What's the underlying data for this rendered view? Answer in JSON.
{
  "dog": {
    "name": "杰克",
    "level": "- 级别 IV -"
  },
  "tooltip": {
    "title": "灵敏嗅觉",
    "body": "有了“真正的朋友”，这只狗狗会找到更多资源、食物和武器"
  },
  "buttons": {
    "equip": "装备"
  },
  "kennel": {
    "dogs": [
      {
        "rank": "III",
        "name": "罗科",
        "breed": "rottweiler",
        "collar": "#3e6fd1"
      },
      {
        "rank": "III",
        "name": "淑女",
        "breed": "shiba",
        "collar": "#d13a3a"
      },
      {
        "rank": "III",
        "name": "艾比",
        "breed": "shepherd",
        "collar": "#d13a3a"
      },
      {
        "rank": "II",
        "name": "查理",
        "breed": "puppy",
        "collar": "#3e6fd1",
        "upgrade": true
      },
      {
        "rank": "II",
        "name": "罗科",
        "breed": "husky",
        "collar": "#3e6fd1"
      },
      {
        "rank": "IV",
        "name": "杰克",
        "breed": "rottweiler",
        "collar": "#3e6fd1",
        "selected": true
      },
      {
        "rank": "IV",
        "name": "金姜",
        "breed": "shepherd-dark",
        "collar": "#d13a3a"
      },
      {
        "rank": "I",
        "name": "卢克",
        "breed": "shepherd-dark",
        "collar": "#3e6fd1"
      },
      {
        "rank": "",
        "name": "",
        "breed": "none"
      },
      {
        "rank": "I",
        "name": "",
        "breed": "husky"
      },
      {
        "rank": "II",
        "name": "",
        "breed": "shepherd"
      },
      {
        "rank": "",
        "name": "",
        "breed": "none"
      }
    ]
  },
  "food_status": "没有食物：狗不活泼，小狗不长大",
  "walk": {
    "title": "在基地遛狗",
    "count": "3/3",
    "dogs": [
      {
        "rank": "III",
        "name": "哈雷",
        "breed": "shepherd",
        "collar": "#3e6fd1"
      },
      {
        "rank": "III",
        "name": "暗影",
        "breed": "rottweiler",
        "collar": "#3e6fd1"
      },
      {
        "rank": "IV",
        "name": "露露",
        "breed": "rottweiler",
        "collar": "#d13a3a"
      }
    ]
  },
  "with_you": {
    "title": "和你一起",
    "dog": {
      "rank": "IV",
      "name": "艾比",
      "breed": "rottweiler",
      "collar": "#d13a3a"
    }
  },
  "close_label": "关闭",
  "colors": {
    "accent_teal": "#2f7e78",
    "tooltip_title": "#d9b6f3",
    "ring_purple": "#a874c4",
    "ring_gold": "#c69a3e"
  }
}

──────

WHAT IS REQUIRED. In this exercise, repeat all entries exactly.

ANSWER TO THIS EXERCISE.
What's the underlying data for this rendered view? Answer in JSON.
{
  "dog": {
    "name": "杰克",
    "level": "- 级别 IV -"
  },
  "tooltip": {
    "title": "灵敏嗅觉",
    "body": "有了“真正的朋友”，这只狗狗会找到更多资源、食物和武器"
  },
  "buttons": {
    "equip": "装备"
  },
  "kennel": {
    "dogs": [
      {
        "rank": "III",
        "name": "罗科",
        "breed": "rottweiler",
        "collar": "#3e6fd1"
      },
      {
        "rank": "III",
        "name": "淑女",
        "breed": "shiba",
        "collar": "#d13a3a"
      },
      {
        "rank": "III",
        "name": "艾比",
        "breed": "shepherd",
        "collar": "#d13a3a"
      },
      {
        "rank": "II",
        "name": "查理",
        "breed": "puppy",
        "collar": "#3e6fd1",
        "upgrade": true
      },
      {
        "rank": "II",
        "name": "罗科",
        "breed": "husky",
        "collar": "#3e6fd1"
      },
      {
        "rank": "IV",
        "name": "杰克",
        "breed": "rottweiler",
        "collar": "#3e6fd1",
        "selected": true
      },
      {
        "rank": "IV",
        "name": "金姜",
        "breed": "shepherd-dark",
        "collar": "#d13a3a"
      },
      {
        "rank": "I",
        "name": "卢克",
        "breed": "shepherd-dark",
        "collar": "#3e6fd1"
      },
      {
        "rank": "",
        "name": "",
        "breed": "none"
      },
      {
        "rank": "I",
        "name": "",
        "breed": "husky"
      },
      {
        "rank": "II",
        "name": "",
        "breed": "shepherd"
      },
      {
        "rank": "",
        "name": "",
        "breed": "none"
      }
    ]
  },
  "food_status": "没有食物：狗不活泼，小狗不长大",
  "walk": {
    "title": "在基地遛狗",
    "count": "3/3",
    "dogs": [
      {
        "rank": "III",
        "name": "哈雷",
        "breed": "shepherd",
        "collar": "#3e6fd1"
      },
      {
        "rank": "III",
        "name": "暗影",
        "breed": "rottweiler",
        "collar": "#3e6fd1"
      },
      {
        "rank": "IV",
        "name": "露露",
        "breed": "rottweiler",
        "collar": "#d13a3a"
      }
    ]
  },
  "with_you": {
    "title": "和你一起",
    "dog": {
      "rank": "IV",
      "name": "艾比",
      "breed": "rottweiler",
      "collar": "#d13a3a"
    }
  },
  "close_label": "关闭",
  "colors": {
    "accent_teal": "#2f7e78",
    "tooltip_title": "#d9b6f3",
    "ring_purple": "#a874c4",
    "ring_gold": "#c69a3e"
  }
}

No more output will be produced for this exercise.